The Chief Diversity Officer:
Strategy, Structure, and Change Management

Featuring Dr. Damon A. Williams
2:00 pm - 3:15 pm, EST, Thursday, September 12, 2013

Online Registration is Closed

Members: $49, Non-Members: $79

Dr. Damon A. Williams This session is designed to assist and inform new chief diversity officers (CDO), emerging diversity leaders, college presidents and other professionals interested in the CDO role to create a high caliber diversity infrastructure at their institutions.

Dr. Damon Williams, co-author of the 2013 book The Chief Diversity Officer: Strategy, Structure, and Change Management (with Dr. Katrina Wade-Golden and foreword by NCAA President Mark Emmert), will be the presenter.

This webinar will focus on the 21st century definition of the CDO role; key CDO leadership competencies; principles of designing a high caliber chief diversity officer capability; building your integrative diversity leadership strategy; and comparing the CDO role across the higher education, non-profit and corporate sectors.

This session will present qualitative, quantitative, and practical experiences drawn from the nation's most seasoned diversity leaders. It will also provide survey data from more than 800 organizations, and "on the ground" leadership of Damon Williams based on his experiences as a diversity officer at three institutions and working with more than 300 organizations around the world.

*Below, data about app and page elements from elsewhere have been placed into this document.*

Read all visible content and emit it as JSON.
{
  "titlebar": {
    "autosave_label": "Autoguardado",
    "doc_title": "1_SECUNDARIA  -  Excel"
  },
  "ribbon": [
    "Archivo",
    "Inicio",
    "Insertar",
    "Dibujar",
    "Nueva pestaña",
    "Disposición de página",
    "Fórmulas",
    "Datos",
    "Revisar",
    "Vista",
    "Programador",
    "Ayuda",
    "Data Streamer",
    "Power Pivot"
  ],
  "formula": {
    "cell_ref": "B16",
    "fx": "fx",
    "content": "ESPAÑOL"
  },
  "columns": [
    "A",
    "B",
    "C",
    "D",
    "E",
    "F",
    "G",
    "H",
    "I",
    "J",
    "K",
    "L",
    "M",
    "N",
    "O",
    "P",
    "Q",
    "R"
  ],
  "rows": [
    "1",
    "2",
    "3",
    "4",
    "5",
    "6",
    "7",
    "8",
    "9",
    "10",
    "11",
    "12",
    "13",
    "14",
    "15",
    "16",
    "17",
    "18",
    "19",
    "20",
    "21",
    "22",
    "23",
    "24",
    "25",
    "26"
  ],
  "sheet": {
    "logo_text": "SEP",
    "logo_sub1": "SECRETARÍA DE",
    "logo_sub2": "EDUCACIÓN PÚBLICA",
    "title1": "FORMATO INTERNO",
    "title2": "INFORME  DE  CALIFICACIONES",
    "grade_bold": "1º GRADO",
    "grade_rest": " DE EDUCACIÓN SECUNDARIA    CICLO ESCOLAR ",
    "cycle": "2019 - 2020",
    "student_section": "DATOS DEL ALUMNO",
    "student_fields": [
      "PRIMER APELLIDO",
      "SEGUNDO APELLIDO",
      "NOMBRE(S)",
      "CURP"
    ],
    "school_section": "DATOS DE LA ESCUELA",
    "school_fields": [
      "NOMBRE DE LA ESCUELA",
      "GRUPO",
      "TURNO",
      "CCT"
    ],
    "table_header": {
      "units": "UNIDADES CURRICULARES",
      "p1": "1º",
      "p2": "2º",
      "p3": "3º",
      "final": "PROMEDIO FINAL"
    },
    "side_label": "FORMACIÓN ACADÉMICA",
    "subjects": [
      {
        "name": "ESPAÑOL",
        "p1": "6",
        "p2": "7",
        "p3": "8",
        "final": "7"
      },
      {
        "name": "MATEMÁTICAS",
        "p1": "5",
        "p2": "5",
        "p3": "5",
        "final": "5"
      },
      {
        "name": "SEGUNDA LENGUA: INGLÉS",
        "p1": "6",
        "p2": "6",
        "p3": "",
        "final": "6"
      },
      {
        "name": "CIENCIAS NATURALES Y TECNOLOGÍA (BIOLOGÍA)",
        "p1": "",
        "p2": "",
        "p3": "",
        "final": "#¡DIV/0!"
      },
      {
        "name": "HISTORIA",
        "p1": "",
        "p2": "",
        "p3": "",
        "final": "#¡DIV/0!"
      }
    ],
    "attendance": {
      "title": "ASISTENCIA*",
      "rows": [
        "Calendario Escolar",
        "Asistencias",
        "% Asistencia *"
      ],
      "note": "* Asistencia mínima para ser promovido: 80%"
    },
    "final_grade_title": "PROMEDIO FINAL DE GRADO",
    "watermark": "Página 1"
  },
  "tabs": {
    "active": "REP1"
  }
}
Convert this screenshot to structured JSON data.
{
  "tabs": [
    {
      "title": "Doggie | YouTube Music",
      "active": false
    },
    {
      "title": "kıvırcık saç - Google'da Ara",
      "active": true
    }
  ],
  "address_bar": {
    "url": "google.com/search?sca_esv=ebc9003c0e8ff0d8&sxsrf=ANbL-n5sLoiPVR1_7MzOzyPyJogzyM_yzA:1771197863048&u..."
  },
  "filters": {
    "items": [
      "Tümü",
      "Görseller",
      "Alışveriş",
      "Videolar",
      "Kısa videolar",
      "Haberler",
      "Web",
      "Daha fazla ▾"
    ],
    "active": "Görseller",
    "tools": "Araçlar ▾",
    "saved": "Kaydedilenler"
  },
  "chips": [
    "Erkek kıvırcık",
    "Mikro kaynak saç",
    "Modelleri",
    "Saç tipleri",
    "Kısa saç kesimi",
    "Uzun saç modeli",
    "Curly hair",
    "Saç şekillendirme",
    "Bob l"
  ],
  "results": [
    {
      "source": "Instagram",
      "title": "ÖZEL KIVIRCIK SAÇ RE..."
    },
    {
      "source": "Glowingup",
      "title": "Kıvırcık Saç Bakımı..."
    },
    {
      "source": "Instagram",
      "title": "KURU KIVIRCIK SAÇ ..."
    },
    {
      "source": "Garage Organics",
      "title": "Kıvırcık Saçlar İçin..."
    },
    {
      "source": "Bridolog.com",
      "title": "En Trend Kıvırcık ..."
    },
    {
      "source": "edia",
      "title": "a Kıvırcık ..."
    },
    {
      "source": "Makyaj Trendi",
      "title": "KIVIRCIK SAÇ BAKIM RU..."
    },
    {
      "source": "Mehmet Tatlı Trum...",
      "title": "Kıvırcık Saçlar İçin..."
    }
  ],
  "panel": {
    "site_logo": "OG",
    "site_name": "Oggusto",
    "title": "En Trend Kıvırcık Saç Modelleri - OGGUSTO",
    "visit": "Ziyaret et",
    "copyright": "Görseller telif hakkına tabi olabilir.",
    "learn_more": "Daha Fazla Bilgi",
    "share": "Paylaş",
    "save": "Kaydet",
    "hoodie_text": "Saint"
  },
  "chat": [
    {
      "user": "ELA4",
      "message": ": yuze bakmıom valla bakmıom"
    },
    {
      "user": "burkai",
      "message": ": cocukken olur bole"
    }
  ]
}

Damon Williams has also authored Strategic Diversity Leadership: Activating Change and Transformation in Higher Education (foreword by USC and AERA outgoing president Professor William G. Tierney), and The Role of Chief Diversity Officers in Academic Medicine, authored on behalf of the American Association of Medical Colleges (AAMC). Recently, Damon Williams was appointed to a new global leadership role as the Senior Vice President of Programs, Training, and Youth Development for the Boys and Girls Clubs of America, where he will guide the educational and youth development strategy for the BGCA movement in more than 4100 clubs around the world, touching more than 4 Million young people annually.